* WHAT YOU NEED TO DO
The answer should consist of each line below that contains the word "subtitle".
(DATA FOR REVIEW begins)
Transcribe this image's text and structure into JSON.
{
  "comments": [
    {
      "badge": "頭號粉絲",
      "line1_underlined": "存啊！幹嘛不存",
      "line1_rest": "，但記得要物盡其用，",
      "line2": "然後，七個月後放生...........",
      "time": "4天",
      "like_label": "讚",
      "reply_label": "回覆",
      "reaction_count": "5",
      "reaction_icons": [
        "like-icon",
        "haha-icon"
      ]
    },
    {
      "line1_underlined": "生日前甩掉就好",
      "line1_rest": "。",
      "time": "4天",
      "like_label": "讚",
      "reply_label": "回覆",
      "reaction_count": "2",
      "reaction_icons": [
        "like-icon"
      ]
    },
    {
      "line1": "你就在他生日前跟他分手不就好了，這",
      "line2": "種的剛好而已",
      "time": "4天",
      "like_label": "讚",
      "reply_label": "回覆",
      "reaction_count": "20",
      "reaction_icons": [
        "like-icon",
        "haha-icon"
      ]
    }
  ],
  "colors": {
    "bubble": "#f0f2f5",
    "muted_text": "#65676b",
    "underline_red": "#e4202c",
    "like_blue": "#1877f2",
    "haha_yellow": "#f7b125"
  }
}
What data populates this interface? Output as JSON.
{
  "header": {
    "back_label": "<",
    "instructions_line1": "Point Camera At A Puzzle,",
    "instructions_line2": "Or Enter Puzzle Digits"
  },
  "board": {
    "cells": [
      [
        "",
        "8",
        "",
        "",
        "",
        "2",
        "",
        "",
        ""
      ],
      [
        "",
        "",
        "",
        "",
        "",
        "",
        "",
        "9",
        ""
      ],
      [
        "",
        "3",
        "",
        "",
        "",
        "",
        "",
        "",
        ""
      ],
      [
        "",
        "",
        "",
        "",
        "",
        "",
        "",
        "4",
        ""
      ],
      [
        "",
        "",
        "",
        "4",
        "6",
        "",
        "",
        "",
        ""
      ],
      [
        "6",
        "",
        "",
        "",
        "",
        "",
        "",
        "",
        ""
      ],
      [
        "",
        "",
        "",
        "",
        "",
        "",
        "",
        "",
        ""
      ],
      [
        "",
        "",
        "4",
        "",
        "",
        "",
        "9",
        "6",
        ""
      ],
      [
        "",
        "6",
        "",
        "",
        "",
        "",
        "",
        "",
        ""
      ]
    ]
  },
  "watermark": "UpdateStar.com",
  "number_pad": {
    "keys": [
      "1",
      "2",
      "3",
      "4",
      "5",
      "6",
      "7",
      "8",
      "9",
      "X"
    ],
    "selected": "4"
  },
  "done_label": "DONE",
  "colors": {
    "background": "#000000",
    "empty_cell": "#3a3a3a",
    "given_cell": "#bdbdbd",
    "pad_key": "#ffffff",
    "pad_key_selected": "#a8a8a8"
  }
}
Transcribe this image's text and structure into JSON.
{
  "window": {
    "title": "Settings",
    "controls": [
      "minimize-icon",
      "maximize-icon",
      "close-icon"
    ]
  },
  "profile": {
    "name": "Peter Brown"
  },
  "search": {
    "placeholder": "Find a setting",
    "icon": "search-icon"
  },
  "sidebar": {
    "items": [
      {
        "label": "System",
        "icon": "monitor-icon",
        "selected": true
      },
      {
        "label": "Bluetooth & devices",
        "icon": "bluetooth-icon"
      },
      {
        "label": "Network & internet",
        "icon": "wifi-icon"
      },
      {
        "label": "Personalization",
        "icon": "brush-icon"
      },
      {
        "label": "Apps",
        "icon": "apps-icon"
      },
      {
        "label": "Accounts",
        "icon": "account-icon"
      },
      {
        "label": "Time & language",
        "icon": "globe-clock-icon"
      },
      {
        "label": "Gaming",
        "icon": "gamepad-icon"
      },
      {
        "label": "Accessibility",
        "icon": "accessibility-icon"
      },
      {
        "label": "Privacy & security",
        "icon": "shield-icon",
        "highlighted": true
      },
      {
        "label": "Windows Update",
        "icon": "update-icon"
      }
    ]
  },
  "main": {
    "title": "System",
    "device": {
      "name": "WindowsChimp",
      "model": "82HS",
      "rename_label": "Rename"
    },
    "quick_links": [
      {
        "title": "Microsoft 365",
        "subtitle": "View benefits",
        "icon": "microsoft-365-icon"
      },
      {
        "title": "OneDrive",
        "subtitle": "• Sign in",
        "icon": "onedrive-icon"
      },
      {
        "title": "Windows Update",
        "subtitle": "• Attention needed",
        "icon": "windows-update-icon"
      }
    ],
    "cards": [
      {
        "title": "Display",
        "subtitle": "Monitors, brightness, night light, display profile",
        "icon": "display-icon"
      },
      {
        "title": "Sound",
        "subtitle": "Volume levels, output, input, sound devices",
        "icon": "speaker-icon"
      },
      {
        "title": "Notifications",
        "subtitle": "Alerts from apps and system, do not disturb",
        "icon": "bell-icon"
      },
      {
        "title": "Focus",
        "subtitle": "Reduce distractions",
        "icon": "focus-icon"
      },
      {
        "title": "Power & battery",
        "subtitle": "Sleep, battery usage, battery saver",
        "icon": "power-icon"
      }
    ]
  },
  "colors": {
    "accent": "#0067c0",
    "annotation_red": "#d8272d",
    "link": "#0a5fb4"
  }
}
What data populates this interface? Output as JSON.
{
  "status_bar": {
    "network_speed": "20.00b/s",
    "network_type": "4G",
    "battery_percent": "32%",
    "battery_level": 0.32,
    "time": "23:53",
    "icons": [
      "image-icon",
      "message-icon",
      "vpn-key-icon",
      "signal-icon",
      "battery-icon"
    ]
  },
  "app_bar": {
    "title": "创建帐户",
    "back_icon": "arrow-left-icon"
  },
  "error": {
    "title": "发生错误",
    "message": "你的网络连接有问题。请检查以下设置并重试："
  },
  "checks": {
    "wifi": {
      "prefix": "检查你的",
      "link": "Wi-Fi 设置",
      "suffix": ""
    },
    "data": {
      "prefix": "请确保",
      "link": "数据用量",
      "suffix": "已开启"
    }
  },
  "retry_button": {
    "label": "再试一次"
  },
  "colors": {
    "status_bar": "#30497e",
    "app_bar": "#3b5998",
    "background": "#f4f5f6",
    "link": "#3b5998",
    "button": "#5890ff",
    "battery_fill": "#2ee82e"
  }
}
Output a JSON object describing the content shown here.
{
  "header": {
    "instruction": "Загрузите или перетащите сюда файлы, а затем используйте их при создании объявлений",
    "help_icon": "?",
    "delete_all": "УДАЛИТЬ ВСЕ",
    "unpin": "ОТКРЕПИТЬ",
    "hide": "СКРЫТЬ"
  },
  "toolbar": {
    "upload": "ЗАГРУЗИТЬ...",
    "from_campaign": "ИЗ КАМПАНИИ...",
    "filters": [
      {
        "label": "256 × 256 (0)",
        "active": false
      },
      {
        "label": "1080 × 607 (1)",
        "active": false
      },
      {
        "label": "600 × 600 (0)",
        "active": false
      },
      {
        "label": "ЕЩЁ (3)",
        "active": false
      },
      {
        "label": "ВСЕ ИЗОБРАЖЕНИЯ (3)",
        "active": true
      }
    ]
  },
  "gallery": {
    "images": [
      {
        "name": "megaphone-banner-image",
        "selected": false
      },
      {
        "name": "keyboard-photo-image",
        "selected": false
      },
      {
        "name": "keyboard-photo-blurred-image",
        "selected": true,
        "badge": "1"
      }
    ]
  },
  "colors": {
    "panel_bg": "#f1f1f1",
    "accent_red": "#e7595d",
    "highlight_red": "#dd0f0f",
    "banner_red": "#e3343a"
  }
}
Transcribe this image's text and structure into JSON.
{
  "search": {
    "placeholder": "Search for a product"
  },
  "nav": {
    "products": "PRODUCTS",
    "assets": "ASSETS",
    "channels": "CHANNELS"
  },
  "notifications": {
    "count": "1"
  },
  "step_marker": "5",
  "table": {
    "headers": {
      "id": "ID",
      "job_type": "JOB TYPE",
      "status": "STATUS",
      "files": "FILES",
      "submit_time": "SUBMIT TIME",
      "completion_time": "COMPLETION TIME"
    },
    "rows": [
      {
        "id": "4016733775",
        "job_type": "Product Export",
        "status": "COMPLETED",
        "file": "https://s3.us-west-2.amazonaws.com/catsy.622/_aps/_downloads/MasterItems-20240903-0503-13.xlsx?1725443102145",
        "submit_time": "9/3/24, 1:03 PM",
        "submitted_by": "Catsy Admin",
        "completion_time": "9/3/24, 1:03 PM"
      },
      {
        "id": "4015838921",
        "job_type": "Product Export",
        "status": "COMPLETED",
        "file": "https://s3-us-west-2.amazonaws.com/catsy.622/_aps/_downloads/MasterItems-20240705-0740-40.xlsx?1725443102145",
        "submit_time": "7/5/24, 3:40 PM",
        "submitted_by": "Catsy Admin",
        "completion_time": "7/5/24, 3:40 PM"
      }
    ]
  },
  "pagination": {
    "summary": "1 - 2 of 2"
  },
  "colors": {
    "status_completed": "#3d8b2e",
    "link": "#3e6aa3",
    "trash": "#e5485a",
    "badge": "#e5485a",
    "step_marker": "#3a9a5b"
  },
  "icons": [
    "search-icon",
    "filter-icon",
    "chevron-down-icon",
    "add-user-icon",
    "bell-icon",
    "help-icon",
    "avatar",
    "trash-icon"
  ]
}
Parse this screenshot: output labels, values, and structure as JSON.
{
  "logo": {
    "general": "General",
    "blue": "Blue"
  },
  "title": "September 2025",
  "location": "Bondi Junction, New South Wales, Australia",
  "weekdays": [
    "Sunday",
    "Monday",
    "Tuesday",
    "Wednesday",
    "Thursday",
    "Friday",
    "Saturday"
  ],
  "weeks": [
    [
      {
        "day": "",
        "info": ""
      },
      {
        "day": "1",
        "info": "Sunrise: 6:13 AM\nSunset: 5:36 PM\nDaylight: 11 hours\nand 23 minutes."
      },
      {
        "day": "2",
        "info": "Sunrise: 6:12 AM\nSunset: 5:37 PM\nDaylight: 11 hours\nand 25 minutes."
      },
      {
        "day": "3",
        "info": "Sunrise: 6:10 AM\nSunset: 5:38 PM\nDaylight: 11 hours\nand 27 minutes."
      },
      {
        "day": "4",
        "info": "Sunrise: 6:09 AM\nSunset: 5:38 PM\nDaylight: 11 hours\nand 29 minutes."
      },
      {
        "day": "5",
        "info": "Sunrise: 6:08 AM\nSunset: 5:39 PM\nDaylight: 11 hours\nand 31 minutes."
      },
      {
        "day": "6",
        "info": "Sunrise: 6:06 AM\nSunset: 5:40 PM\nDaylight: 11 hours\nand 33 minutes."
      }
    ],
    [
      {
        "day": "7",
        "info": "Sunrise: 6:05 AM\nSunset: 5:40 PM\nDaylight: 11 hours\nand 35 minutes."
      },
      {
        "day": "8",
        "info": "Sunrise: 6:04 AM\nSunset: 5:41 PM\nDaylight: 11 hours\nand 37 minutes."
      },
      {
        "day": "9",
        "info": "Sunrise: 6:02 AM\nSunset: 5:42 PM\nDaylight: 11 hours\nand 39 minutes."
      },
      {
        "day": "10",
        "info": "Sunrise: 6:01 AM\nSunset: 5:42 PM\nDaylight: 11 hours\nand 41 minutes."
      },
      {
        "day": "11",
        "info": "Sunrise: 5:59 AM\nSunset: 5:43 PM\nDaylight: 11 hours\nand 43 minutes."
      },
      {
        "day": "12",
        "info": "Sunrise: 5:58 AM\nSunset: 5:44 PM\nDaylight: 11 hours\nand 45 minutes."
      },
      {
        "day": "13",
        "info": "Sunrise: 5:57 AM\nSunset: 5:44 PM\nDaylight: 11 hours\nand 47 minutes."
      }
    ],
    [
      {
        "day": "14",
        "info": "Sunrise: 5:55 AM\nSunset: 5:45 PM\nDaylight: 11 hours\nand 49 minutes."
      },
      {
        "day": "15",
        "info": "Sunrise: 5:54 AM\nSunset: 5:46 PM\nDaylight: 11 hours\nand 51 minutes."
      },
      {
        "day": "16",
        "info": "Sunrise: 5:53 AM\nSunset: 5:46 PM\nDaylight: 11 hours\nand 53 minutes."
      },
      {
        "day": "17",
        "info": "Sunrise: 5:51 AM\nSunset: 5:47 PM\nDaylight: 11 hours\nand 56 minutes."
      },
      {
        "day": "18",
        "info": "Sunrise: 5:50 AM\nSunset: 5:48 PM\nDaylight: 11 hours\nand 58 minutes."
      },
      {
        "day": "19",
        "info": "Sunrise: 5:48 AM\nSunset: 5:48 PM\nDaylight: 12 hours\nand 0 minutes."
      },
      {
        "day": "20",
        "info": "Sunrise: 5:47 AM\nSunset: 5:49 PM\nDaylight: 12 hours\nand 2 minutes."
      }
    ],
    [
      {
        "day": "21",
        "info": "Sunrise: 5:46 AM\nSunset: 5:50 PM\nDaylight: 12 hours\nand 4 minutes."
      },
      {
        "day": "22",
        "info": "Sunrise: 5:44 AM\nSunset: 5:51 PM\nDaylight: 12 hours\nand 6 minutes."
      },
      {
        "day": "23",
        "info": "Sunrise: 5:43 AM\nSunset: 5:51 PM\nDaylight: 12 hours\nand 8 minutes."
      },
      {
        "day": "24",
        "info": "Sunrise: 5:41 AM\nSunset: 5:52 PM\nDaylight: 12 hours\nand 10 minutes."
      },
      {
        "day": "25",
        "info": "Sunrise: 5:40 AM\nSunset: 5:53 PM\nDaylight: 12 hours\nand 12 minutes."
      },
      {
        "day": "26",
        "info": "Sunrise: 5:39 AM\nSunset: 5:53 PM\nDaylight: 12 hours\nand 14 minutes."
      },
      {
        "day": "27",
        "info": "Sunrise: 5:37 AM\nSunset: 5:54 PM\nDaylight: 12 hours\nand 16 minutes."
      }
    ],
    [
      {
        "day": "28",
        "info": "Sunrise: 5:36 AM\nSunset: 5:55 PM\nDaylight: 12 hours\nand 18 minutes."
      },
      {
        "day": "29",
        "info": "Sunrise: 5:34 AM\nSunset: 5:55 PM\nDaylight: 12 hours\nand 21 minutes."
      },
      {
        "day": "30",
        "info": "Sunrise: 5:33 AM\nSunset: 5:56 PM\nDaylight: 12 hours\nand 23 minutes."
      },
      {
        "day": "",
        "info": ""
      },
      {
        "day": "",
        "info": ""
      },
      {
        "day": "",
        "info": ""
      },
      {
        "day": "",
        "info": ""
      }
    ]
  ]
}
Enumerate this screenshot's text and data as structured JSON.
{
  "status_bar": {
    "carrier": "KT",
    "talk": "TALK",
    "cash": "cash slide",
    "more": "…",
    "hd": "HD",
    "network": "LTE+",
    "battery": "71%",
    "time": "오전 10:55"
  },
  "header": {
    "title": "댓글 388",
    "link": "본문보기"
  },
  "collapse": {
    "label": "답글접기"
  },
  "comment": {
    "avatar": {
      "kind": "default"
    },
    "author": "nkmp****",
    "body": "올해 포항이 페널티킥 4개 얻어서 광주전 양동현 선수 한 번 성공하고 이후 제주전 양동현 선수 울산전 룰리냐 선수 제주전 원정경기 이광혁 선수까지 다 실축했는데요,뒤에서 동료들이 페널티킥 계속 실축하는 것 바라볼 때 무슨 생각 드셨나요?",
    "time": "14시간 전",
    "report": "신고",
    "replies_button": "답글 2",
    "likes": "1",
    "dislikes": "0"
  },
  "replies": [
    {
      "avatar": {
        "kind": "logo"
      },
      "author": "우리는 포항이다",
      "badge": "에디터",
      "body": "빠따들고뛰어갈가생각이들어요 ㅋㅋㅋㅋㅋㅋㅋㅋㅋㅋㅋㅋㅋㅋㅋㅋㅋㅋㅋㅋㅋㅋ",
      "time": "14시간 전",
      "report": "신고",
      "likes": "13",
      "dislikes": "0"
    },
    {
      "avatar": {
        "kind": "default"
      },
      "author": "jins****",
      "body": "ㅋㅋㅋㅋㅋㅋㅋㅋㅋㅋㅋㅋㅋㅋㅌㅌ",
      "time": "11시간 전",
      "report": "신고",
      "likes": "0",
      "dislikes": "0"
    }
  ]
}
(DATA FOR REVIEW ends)
* ANSWER BOX
        "subtitle": "View benefits",
        "subtitle": "• Sign in",
        "subtitle": "• Attention needed",
        "subtitle": "Monitors, brightness, night light, display profile",
        "subtitle": "Volume levels, output, input, sound devices",
        "subtitle": "Alerts from apps and system, do not disturb",
        "subtitle": "Reduce distractions",
        "subtitle": "Sleep, battery usage, battery saver",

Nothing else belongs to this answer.